# Work required
If a line in the material below has the word "JSON", copy it.

Start of Block

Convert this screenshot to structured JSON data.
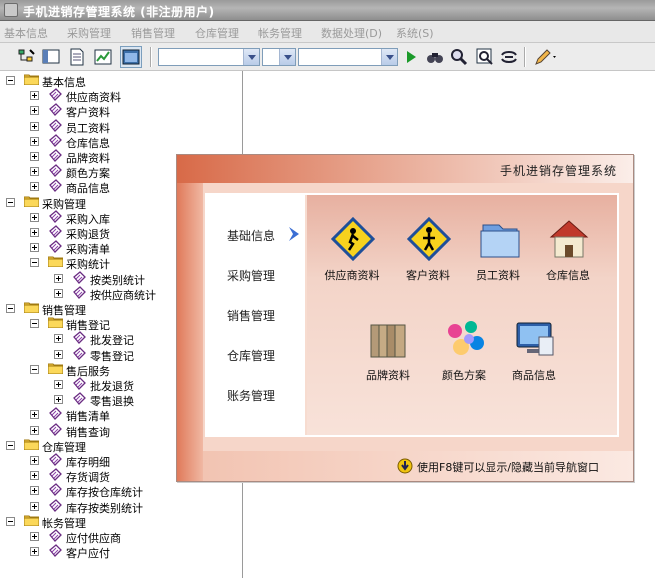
{
  "window": {
    "title": "手机进销存管理系统 (非注册用户)"
  },
  "menu": [
    "基本信息",
    "采购管理",
    "销售管理",
    "仓库管理",
    "帐务管理",
    "数据处理(D)",
    "系统(S)"
  ],
  "toolbar": {
    "combo1": "",
    "combo2": "",
    "combo3": ""
  },
  "tree": {
    "groups": [
      {
        "label": "基本信息",
        "items": [
          "供应商资料",
          "客户资料",
          "员工资料",
          "仓库信息",
          "品牌资料",
          "颜色方案",
          "商品信息"
        ]
      },
      {
        "label": "采购管理",
        "items": [
          "采购入库",
          "采购退货",
          "采购清单"
        ],
        "sub": {
          "label": "采购统计",
          "items": [
            "按类别统计",
            "按供应商统计"
          ]
        }
      },
      {
        "label": "销售管理",
        "sub1": {
          "label": "销售登记",
          "items": [
            "批发登记",
            "零售登记"
          ]
        },
        "sub2": {
          "label": "售后服务",
          "items": [
            "批发退货",
            "零售退换"
          ]
        },
        "items": [
          "销售清单",
          "销售查询"
        ]
      },
      {
        "label": "仓库管理",
        "items": [
          "库存明细",
          "存货调货",
          "库存按仓库统计",
          "库存按类别统计"
        ]
      },
      {
        "label": "帐务管理",
        "items": [
          "应付供应商",
          "客户应付"
        ]
      }
    ]
  },
  "nav": {
    "title": "手机进销存管理系统",
    "categories": [
      "基础信息",
      "采购管理",
      "销售管理",
      "仓库管理",
      "账务管理"
    ],
    "tiles": [
      "供应商资料",
      "客户资料",
      "员工资料",
      "仓库信息",
      "品牌资料",
      "颜色方案",
      "商品信息"
    ],
    "tip": "使用F8键可以显示/隐藏当前导航窗口"
  }
}
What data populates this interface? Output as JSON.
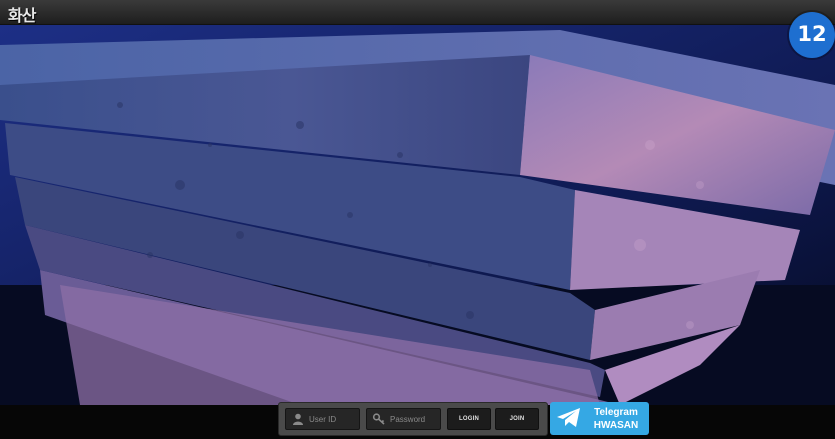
{
  "header": {
    "logo": "화산"
  },
  "badge": {
    "text": "12"
  },
  "login": {
    "user_id_placeholder": "User ID",
    "password_placeholder": "Password",
    "login_label": "LOGIN",
    "join_label": "JOIN"
  },
  "telegram": {
    "line1": "Telegram",
    "line2": "HWASAN"
  },
  "icons": {
    "user": "user-icon",
    "key": "key-icon",
    "telegram": "telegram-plane-icon"
  },
  "colors": {
    "badge": "#1e6fd0",
    "telegram": "#35a8e4"
  }
}
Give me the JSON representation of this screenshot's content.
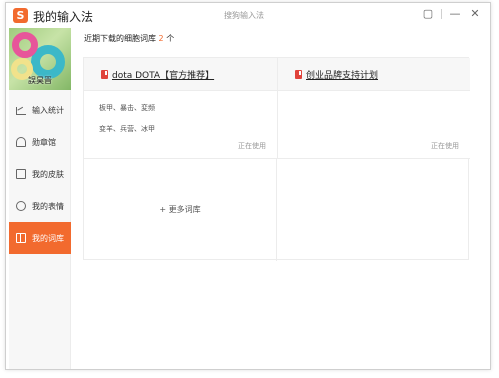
{
  "window": {
    "logo_glyph": "S",
    "app_title": "我的输入法",
    "center_title": "搜狗输入法",
    "controls": {
      "feedback": "▢",
      "minimize": "—",
      "close": "✕"
    }
  },
  "sidebar": {
    "username": "誤昊晋",
    "items": [
      {
        "label": "输入统计",
        "icon": "chart-icon"
      },
      {
        "label": "勋章馆",
        "icon": "bell-icon"
      },
      {
        "label": "我的皮肤",
        "icon": "shirt-icon"
      },
      {
        "label": "我的表情",
        "icon": "smile-icon"
      },
      {
        "label": "我的词库",
        "icon": "book-icon",
        "active": true
      }
    ]
  },
  "main": {
    "section_title": "近期下载的细胞词库",
    "count": "2",
    "count_suffix": "个",
    "cards": [
      {
        "title": "dota DOTA【官方推荐】",
        "lines": [
          "板甲、暴击、変频",
          "变羊、兵营、冰甲"
        ],
        "status": "正在使用"
      },
      {
        "title": "创业品牌支持计划",
        "lines": [],
        "status": "正在使用"
      }
    ],
    "more_label": "+ 更多词库"
  },
  "colors": {
    "accent": "#f26a2e",
    "dict_icon": "#e0433b"
  }
}
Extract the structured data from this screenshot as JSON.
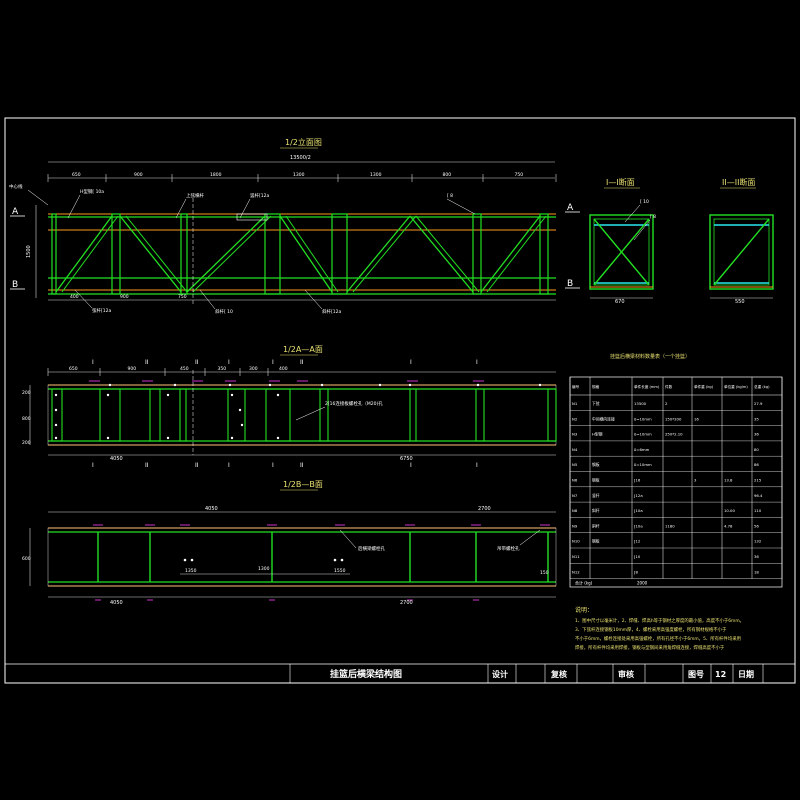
{
  "drawing": {
    "title": "挂篮后横梁结构图",
    "views": {
      "elevation_title": "1/2立面图",
      "section1_title": "I—I断面",
      "section2_title": "II—II断面",
      "planA_title": "1/2A—A面",
      "planB_title": "1/2B—B面"
    },
    "elevation": {
      "overall_dim": "13500/2",
      "segment_dims": [
        "650",
        "900",
        "1800",
        "1300",
        "1300",
        "800",
        "750"
      ],
      "left_dim": "1500",
      "bottom_dims": [
        "400",
        "900",
        "750"
      ],
      "section_marks": [
        "A",
        "B",
        "A",
        "B"
      ],
      "callouts": [
        "中心线",
        "H型钢[ 10a",
        "I-I",
        "II-II",
        "上弦横杆",
        "竖杆[12a",
        "[ 8",
        "弦杆[12a",
        "斜杆[ 10",
        "斜杆[12a"
      ]
    },
    "section_dims": [
      "670",
      "550"
    ],
    "section_labels": [
      "I-I",
      "II-II",
      "[ 10",
      "[ 8"
    ],
    "planA": {
      "marks": [
        "I",
        "II",
        "II",
        "I",
        "I",
        "II",
        "I",
        "I"
      ],
      "dims": [
        "650",
        "900",
        "450",
        "350",
        "300",
        "400",
        "4050",
        "6750"
      ],
      "side_dims": [
        "200",
        "800",
        "200"
      ],
      "callout": "2[16连接板螺栓孔（M20)孔"
    },
    "planB": {
      "dims": [
        "4050",
        "1350",
        "1300",
        "1550",
        "4050",
        "2700",
        "150"
      ],
      "side_dims": [
        "600"
      ],
      "callouts": [
        "后横梁螺栓孔",
        "吊带螺栓孔"
      ]
    },
    "table": {
      "title": "挂篮后横梁材料数量表（一个挂篮）",
      "headers": [
        "编号",
        "规格",
        "单件长度 (mm)",
        "件数",
        "单件重 (kg)",
        "单位重 (kg/m)",
        "总重 (kg)"
      ],
      "rows": [
        [
          "N1",
          "下弦",
          "13500",
          "2",
          "",
          "",
          "27.9"
        ],
        [
          "N2",
          "中间横向连接",
          "δ=10mm",
          "150*200",
          "16",
          "",
          "35"
        ],
        [
          "N3",
          "H型钢",
          "δ=10mm",
          "250*2.10",
          "",
          "",
          "36"
        ],
        [
          "N4",
          "",
          "δ=6mm",
          "",
          "",
          "",
          "80"
        ],
        [
          "N5",
          "钢板",
          "δ=10mm",
          "",
          "",
          "",
          "86"
        ],
        [
          "N6",
          "钢板",
          "[16",
          "",
          "3",
          "13.8",
          "215"
        ],
        [
          "N7",
          "竖杆",
          "[12a",
          "",
          "",
          "",
          "96.4"
        ],
        [
          "N8",
          "斜杆",
          "[10a",
          "",
          "",
          "10.00",
          "110"
        ],
        [
          "N9",
          "斜杆",
          "[10a",
          "1180",
          "",
          "4.78",
          "56"
        ],
        [
          "N10",
          "钢板",
          "[12",
          "",
          "",
          "",
          "132"
        ],
        [
          "N11",
          "",
          "[10",
          "",
          "",
          "",
          "36"
        ],
        [
          "N12",
          "",
          "[8",
          "",
          "",
          "",
          "18"
        ]
      ],
      "total_label": "合计 (kg)",
      "total_value": "2000"
    },
    "notes_title": "说明：",
    "notes": [
      "1、图中尺寸以毫米计，2、焊缝、焊高h等于钢材之厚度的最小值，高度不小于6mm。",
      "3、下弦杆连接钢板10mm厚，4、螺栓采用高强度螺栓，所有钢材规格不小于",
      "不小于6mm，螺栓连接处采用高强螺栓，所有孔径不小于6mm，5、所有杆件均采用",
      "焊接，所有杆件均采用焊接，钢板与型钢间采用角焊缝连接，焊缝高度不小于"
    ],
    "title_block": {
      "title": "挂篮后横梁结构图",
      "design_label": "设计",
      "review_label": "复核",
      "approve_label": "审核",
      "drawing_no_label": "图号",
      "drawing_no": "12",
      "date_label": "日期"
    }
  },
  "colors": {
    "background": "#000000",
    "steel_green": "#22e022",
    "chord_orange": "#ff9a1e",
    "annotation_white": "#ffffff",
    "marker_magenta": "#ff40ff",
    "section_cyan": "#29e8f0"
  }
}
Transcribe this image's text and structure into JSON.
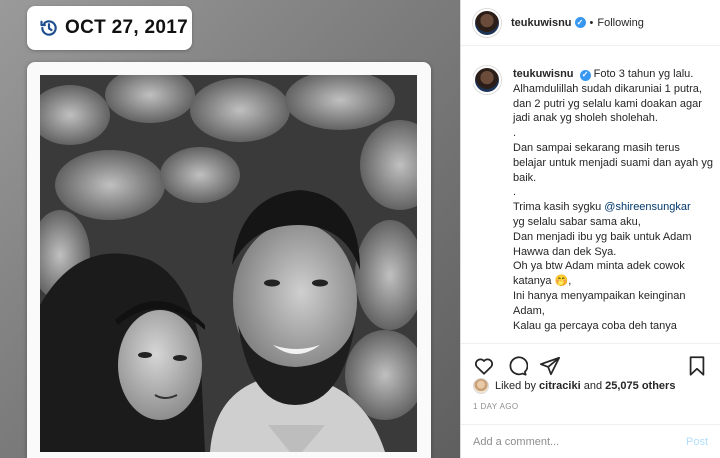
{
  "media": {
    "date_badge": {
      "icon": "history-icon",
      "text": "OCT 27, 2017"
    },
    "photo": {
      "description_icon": "photo-image"
    }
  },
  "header": {
    "username": "teukuwisnu",
    "verified": true,
    "separator": "•",
    "follow_status": "Following"
  },
  "caption": {
    "username": "teukuwisnu",
    "lines": [
      "Foto 3 tahun yg lalu.",
      "Alhamdulillah sudah dikaruniai 1 putra, dan 2 putri yg selalu kami doakan agar jadi anak yg sholeh sholehah.",
      ".",
      "Dan sampai sekarang masih terus belajar untuk menjadi suami dan ayah yg baik.",
      ".",
      "Trima kasih sygku ",
      "yg selalu sabar sama aku,",
      "Dan menjadi ibu yg baik untuk Adam Hawwa dan dek Sya.",
      "Oh ya btw Adam minta adek cowok katanya 🤭,",
      "Ini hanya menyampaikan keinginan Adam,",
      "Kalau ga percaya coba deh tanya"
    ],
    "mention": "@shireensungkar"
  },
  "actions": {
    "like_icon": "heart-icon",
    "comment_icon": "comment-icon",
    "share_icon": "send-icon",
    "save_icon": "bookmark-icon"
  },
  "likes": {
    "prefix": "Liked by",
    "user": "citraciki",
    "conj": "and",
    "count": "25,075 others"
  },
  "timestamp": "1 DAY AGO",
  "comment_box": {
    "placeholder": "Add a comment...",
    "post_label": "Post"
  },
  "colors": {
    "verified": "#3897f0",
    "post_disabled": "#b2dffc",
    "mention": "#00376b"
  }
}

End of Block

# Reply to the task
Convert this screenshot to structured JSON data.
What data populates this interface? Output as JSON.
Give me the JSON representation of this screenshot's content.
Extract the structured data from this screenshot as JSON.
Transcribe this image's text and structure into JSON.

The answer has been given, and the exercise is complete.